Special Note: Sometimes people are inaccurately defined as Contractors instead of as Employees. This misclassification can result in not getting proper employee benefits (like vacation pay, overtime, severance pay etc.) and not paying into unemployment benefits like EI.

"Having a contract" does not necessarily mean you are a contractor; it could simply mean you are an employee with a contract. The relationship is more likely that of an employer & employee if: You perform work for another for wages, the person who pays you controls the material and tools of the job, and directs the activities (sets the hours and the tasks). Canada Labour can help get you classified properly, especially because there can be other factors to consider. If you were misclassified the employer may owe you money retroactively.

If your work is off reserve and not for a federally regulated employer then your remedy is usually to go to BC Employment Standards 1-833-236-3700. You have 1 year to file your complaint.

Debt: issues on and off reserve

Debt can feel overwhelming, but the good news is that there are BC laws that specifically offer protections to debtors. The Business Practices and Consumer Protection Act offers many protections to consumers in its regulations of business practices.
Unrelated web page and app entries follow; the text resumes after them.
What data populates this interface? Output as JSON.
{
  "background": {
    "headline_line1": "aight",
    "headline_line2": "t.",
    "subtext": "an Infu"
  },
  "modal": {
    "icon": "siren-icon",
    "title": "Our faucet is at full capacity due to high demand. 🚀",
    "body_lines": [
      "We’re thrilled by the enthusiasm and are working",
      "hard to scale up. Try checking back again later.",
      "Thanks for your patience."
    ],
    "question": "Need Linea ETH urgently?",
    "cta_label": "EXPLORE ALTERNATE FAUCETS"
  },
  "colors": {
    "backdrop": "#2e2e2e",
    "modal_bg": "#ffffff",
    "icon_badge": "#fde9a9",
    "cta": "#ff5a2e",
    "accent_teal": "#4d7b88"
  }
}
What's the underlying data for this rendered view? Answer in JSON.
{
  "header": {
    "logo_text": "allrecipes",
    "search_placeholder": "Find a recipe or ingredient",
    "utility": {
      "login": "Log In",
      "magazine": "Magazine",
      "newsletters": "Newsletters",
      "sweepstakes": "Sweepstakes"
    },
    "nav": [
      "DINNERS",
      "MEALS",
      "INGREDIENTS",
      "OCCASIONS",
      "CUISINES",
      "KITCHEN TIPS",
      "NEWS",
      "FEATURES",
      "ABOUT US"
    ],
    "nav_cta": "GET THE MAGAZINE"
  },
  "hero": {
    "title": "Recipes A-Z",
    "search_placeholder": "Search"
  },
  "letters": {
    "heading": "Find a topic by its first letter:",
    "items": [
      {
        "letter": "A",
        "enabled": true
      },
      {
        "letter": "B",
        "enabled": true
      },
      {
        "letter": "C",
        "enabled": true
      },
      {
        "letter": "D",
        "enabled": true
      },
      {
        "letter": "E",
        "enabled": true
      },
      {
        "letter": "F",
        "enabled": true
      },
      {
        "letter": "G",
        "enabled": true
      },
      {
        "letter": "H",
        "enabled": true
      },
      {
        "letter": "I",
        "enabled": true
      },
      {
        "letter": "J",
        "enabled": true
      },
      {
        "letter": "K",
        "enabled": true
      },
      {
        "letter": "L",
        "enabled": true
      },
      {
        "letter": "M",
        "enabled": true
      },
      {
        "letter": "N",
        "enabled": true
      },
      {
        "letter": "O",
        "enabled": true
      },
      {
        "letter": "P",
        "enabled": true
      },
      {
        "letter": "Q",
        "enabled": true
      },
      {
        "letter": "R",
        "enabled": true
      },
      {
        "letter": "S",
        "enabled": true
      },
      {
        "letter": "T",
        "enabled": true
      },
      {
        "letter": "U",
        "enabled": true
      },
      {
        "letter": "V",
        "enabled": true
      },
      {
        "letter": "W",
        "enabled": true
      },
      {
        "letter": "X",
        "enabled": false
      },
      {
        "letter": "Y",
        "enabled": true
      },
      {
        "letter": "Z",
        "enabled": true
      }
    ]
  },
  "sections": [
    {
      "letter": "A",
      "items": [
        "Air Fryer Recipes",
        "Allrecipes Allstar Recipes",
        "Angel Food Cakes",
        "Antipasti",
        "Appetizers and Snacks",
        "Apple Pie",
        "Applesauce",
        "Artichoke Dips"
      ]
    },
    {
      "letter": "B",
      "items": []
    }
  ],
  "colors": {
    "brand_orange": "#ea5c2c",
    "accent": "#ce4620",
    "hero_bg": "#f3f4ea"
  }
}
Debt collectors harassing you with phone calls? You can stop debt collector’s calls with a simple letter asking for all communication to be in writing. You can find this letter on the Consumer Protection BC website To find it, go to the “consumer help” section, then click on “debt collection.” Save proof that you sent the letter. If they continue to call you, then you can report to Consumer Protection. Consumer Protection responds to consumer inquiries and investigates alleged violations of consumer protection laws. 1-888 -564-9963

Similarly, the Vehicle Sales Authority of BC can help you address car dealerships with bad sales practices. To make a complaint call 1-877-294-9889.

Do you need help figuring out how to manage your debt load? The Credit Counselling Society 1-888-951-8602 provides free and confidential help with debt, such as setting up repayment plans, debt consolidation, and other ways to reduce the interest you have to pay. “We understand debt happens to the best of us, and too much debt is something we never planned to have.”

Know your rights

Creditors cannot garnish your wages or put liens on any property located on a reserve. Section 89 (1) of the Indian Act provides that “the real and personal property of an Indian or a band situated on a reserve is not subject to charge, pledge, mortgage, attachment, levy, seizure, distress or execution in favour or at the instance of any person other than an Indian or a band.”

Two exceptions to note:

  • Conditional Sales Agreements: If you buy a truck on credit and don’t pay, then the dealer can come after you for payment or to repossess the vehicle.
  • If the “creditor” is Indigenous: This is how, for example, Family Maintenance can enforce (garnish wages on reserve) a child support order for unpaid child support - because the money is owed for the Indigenous child.

© Copyright 2022, Bella Coola Legal Advocacy Program (BCLAP).